**AIM OF THE TASK:** Among the entries, which lines carry the string "pointer"? Copy every one.

BEGIN

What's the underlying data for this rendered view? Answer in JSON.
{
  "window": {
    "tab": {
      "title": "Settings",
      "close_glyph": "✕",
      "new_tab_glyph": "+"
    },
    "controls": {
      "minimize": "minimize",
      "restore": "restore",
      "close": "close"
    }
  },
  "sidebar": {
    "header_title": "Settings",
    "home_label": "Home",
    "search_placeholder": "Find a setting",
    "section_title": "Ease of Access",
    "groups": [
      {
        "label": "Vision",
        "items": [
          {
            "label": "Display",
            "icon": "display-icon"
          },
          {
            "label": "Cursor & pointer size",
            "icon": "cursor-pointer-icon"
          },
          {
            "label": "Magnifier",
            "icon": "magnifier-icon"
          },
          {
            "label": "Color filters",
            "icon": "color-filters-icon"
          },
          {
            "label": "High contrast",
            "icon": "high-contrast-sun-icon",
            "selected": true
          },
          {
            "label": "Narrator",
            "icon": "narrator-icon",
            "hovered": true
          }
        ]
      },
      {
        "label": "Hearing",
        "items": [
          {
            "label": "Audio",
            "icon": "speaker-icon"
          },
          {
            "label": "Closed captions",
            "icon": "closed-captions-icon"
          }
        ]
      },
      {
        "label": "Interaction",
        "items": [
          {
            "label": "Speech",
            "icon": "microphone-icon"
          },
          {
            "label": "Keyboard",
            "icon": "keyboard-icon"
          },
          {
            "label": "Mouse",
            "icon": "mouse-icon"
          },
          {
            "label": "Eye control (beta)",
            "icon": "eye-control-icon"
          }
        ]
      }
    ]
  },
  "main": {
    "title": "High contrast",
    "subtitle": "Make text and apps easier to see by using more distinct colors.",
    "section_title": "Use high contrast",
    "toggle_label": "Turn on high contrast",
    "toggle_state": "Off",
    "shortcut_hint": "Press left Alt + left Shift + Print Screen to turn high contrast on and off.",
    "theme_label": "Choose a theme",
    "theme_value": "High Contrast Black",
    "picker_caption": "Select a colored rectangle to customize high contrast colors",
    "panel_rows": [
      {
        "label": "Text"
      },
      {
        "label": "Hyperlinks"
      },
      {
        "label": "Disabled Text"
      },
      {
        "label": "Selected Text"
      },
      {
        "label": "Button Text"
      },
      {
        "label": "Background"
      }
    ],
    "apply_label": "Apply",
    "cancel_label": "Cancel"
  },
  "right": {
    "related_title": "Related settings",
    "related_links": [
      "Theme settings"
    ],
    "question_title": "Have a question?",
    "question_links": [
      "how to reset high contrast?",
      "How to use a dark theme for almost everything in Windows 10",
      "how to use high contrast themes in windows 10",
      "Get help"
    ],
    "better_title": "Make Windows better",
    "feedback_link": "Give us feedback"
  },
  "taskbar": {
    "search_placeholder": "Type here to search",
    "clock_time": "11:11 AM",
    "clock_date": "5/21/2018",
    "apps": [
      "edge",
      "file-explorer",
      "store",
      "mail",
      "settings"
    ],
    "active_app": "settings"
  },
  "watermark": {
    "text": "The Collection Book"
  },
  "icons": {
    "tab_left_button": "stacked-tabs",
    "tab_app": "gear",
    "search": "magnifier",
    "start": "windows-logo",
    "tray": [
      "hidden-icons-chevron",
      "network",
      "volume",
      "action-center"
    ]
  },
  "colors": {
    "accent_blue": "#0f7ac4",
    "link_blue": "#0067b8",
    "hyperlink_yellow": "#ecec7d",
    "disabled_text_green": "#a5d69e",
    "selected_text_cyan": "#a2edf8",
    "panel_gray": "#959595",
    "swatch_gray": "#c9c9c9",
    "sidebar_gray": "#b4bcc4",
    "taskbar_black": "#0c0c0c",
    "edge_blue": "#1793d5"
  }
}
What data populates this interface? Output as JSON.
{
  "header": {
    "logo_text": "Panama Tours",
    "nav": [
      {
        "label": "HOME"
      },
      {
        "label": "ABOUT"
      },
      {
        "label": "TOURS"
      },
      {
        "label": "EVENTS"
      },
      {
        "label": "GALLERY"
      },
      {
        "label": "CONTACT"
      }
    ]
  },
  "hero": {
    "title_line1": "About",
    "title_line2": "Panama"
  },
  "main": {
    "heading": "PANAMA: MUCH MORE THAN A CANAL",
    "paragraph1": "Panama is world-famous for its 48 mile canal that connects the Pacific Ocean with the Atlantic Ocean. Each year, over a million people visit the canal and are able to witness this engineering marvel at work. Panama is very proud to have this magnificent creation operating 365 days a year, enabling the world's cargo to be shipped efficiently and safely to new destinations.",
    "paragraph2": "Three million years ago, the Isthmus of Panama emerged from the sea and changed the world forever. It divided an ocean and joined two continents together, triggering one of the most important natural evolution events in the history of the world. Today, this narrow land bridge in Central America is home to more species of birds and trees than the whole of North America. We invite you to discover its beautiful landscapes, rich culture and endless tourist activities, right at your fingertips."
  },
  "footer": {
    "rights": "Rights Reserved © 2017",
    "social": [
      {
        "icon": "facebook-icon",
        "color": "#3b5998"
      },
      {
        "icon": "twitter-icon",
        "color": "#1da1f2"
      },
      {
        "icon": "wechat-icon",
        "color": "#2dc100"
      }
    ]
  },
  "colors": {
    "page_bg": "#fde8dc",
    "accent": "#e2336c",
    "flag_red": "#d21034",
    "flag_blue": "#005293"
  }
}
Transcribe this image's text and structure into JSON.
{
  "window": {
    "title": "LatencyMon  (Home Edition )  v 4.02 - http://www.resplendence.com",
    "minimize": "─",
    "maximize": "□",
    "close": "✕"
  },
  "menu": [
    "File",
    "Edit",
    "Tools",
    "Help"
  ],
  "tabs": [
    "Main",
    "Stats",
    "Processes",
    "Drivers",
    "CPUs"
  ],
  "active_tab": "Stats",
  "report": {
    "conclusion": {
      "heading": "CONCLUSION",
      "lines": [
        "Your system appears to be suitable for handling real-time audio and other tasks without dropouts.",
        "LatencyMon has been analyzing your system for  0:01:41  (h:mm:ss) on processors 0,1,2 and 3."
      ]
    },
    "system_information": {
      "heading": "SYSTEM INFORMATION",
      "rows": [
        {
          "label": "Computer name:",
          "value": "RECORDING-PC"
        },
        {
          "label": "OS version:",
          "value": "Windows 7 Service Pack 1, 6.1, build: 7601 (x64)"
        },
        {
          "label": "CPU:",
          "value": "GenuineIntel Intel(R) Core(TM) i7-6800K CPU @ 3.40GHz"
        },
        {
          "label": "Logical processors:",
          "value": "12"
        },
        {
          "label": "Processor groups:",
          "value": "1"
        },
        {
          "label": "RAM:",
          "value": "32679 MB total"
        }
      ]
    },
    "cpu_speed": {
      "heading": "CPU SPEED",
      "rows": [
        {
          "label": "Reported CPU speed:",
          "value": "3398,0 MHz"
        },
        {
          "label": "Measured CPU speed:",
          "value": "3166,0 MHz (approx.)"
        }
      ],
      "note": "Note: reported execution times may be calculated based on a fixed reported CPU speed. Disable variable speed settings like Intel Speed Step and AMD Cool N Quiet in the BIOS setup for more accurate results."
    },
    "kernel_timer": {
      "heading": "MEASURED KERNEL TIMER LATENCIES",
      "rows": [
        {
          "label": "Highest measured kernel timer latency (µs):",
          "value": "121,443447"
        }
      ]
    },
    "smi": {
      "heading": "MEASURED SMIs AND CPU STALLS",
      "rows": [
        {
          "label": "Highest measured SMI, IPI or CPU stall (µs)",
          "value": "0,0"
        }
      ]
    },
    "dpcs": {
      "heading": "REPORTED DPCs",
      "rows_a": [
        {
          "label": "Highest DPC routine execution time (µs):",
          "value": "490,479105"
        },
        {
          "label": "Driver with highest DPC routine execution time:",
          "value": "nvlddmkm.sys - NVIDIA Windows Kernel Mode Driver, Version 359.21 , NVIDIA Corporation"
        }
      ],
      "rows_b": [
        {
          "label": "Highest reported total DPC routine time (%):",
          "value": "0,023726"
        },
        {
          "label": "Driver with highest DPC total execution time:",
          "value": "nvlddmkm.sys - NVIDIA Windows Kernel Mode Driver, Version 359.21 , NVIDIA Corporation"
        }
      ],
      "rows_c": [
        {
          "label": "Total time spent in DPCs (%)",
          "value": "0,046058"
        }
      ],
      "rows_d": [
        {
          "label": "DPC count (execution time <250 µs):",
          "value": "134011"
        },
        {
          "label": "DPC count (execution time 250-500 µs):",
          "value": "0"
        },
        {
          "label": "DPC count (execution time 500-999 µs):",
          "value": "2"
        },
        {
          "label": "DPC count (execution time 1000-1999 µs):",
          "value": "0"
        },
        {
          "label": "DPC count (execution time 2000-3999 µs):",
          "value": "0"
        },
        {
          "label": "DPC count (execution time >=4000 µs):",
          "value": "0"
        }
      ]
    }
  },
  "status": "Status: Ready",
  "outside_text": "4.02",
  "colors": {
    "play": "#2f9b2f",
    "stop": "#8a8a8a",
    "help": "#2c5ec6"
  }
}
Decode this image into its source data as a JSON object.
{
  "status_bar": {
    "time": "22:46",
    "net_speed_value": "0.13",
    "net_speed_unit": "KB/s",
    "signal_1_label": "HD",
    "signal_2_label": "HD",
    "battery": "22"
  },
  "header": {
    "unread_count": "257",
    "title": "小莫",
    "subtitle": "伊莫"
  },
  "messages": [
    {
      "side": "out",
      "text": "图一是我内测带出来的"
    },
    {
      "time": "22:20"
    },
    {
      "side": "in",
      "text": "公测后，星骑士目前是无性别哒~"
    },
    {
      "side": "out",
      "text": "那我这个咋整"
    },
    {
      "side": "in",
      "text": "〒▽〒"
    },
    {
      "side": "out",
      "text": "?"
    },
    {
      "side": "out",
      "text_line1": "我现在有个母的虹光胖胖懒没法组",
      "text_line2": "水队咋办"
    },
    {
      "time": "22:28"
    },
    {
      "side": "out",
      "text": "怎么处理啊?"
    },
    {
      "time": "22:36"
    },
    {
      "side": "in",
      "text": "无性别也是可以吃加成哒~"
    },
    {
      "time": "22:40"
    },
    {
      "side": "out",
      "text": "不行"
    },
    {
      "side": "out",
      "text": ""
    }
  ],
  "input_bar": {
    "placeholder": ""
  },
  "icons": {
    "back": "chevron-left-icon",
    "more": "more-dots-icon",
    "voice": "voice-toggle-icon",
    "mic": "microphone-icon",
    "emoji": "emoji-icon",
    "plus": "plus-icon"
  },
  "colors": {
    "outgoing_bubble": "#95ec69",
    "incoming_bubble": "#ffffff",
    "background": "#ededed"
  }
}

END

**WRITTEN ANSWER:**
            "label": "Cursor & pointer size",
            "icon": "cursor-pointer-icon"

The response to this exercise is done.